We’re going to discuss today what it’s like to have Type 1 diabetes as a 12-year-old from the viewpoint of Clifford Roberts. Clifford is an active 7th grader who enjoys sports, video games and hanging out with his friends. Thank you Clifford for agreeing to participate in this interview. I believe it will be wonderfully beneficial to our readers to learn more about living with a chronic illness.
First off, what type of diabetes do you have? We have readers with all types, so it’s important to talk about this first.
I have Type 1 diabetes. Type 1 diabetes is an autoimmune disease.
How were you made aware that you had diabetes? Please share your diagnosis story with our readers.
I was 6 years old. I was at my dad’s and I was feeling awfully sick. My dad took me into the hospital. Then I had to be lifeflighted to Children’s Hospital in Pittsburgh. A few days later they said I had Type 1 diabetes. I wasn’t really sure what that meant at the time. My mom said I was unconscious for at least a day before waking up to find out I had to have 6 shots a day now, all the time. The idea of that was pretty scary for me.
I advise reading the following pieces:
We’re all curious, even if we live the life, everyone is different, what is a typical day like for you?
I have to get up and test my blood sugar, figure out what I want to eat for breakfast. Once I figure out the meal, I have to find out how many carbohydrates are in it, so that I can properly give the right amount insulin (bolus) for the meal. I’m in 7th grade now, so my lifestyle is pretty active. I go to school and at lunch I have to do the same thing all over again, test and bolus. If there is any time that I feel high or low, I must go to the nurse and test and give myself insulin with my insulin pump accordingly if I am high, or treat my low blood sugar with a juice box and glucose tablets. If I am low I have to stay out of class to wait to be retested to make sure I’m within a safe range to go back to class. At the end of the day I have to visit the nurse again to test my blood sugar and again give insulin if I am high, but I need to make sure that I am careful about how much insulin I give because I walk home from school. My pump allows me to increase or decrease my basal rate depending on if I’m higher or lower and to account for the increased activity of walking home from school.
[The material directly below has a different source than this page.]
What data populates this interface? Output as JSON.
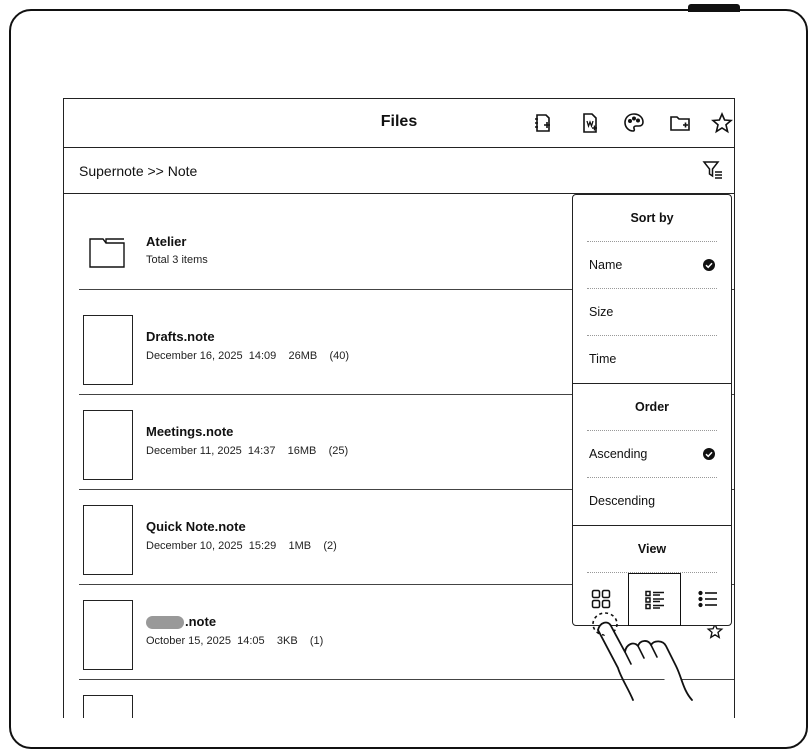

I have to try my best to ensure I’m within a safe range afterschool and after dinner to ensure I can participate in soccer practice. At soccer practice I must test my blood sugar before beginning, during if I’m feeling high or low, and after practice is over to ensure that I am within a safe range.
Describe the one scariest moment since your diagnosis.
I cannot really describe the scariest moment because I was only 6 years old. But I remember feeling not quite right one day when I was playing with my brothers and sisters. I told my mom and she helped me test my blood sugar. I remember that I was only 135, but mom kept looking at me strange and told me to come downstairs and sit with her and my stepdad in the living room. I wasn’t sure why, because she kept telling me I wasn’t in trouble but she just wanted to keep an eye on me. Little did I know that is the moment that could have saved my life. All I remember after that is waking up in a hospital bed and seeing doctors and nurses holding me down. I screamed for my mom and I saw her run into the room and jump over the other bed to get to me. I found out that I had had a seizure and had to go to Children’s hospital. This is when we learned that my sliding scale was not working right for me and my dose was way too high. I’m very happy that my mom had thought something was wrong and had me sit with them otherwise who knows what would have happened.
Living with a chronic illness can be overwhelming, how do you cope with the constant battle of trying to maintain a proper balance with your blood sugars?
I stay positive, I don’t really tend to get stressed about my blood sugars right now. My mom always taught me, alright it’s a high blood sugar so let’s bolus and move on.
If you could give one tip to someone newly diagnosed what would it be?
I do not recommend the sliding scale. It was very difficult to properly ensure I was receiving the right amount of insulin and using this scale resulted in two very scary emergency situations.
What is the most challenging aspect to you, in living with diabetes?
The most challenging aspect to me seems to be not being able to participate in all activities whenever I want to. If my blood sugar is too high or too low I must handle that first before participating and this often leads to me missing out on some things.
How often do you have to test your glucose levels?
I test 10-12 times a day. When I am sick it can be upwards of 20 times a day as it’s important to keep an eye on my blood sugar.
What insulins have you used or do you currently use?
Novolog is what I currently use with my T-slim insulin pump. However, when I was on shots, I started on Humalog and Lantus.
What would you like people who have diabetes to know?
To always stay positive and upbeat, to never let diabetes win.
Who do you get support from? Who treats you?
My parents are my support system. I also have a new friend who carries a juice box for me in his backpack when we are walking home. This helped me tremendously the other day when I felt low and realized I left my diabetes bag at home that morning.
Let’s conclude on a positive note. I know it can be difficult to find the light at the end of the tunnel, but if you thought really hard, what is one positive thing that diabetes has brought to your life?
It makes me closer to my parents.
TheDiabetesCouncil Article | Reviewed by Dr. Sergii Vasyliuk MD on November 02, 2018